START Data in this exercise
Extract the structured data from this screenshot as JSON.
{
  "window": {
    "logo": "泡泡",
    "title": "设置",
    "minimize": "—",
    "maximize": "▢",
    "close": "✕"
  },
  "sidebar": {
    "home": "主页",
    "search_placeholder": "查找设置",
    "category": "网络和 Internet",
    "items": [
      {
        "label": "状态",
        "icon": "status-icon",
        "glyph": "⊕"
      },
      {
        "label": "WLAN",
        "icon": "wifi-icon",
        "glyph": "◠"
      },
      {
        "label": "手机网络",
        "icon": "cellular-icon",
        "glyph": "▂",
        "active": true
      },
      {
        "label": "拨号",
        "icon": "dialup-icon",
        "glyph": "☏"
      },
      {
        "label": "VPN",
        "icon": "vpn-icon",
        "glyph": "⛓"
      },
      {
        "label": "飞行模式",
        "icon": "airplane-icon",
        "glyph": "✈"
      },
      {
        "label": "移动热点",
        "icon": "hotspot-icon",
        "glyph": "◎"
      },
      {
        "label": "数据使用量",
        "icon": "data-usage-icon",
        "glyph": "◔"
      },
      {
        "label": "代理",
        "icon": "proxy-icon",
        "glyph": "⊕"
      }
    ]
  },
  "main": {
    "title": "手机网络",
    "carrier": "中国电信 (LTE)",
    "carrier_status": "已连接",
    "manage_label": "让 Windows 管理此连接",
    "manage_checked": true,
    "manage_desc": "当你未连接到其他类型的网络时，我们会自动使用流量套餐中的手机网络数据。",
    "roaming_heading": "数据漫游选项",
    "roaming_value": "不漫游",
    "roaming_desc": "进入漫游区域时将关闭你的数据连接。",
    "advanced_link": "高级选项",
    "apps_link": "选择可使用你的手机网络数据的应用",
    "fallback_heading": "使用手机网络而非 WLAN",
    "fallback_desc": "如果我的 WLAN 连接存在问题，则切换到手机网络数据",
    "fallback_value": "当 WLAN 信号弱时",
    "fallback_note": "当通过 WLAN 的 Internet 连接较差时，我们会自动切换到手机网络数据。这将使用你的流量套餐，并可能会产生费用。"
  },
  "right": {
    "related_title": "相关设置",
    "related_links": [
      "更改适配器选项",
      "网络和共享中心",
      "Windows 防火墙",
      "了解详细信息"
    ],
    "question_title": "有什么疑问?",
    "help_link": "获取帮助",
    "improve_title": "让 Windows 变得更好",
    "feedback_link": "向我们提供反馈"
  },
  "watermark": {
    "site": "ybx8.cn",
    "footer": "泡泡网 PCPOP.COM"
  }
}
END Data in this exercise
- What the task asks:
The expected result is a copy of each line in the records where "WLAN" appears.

- Solution to this task:
        "label": "WLAN",
    "fallback_heading": "使用手机网络而非 WLAN",
    "fallback_desc": "如果我的 WLAN 连接存在问题，则切换到手机网络数据",
    "fallback_value": "当 WLAN 信号弱时",
    "fallback_note": "当通过 WLAN 的 Internet 连接较差时，我们会自动切换到手机网络数据。这将使用你的流量套餐，并可能会产生费用。"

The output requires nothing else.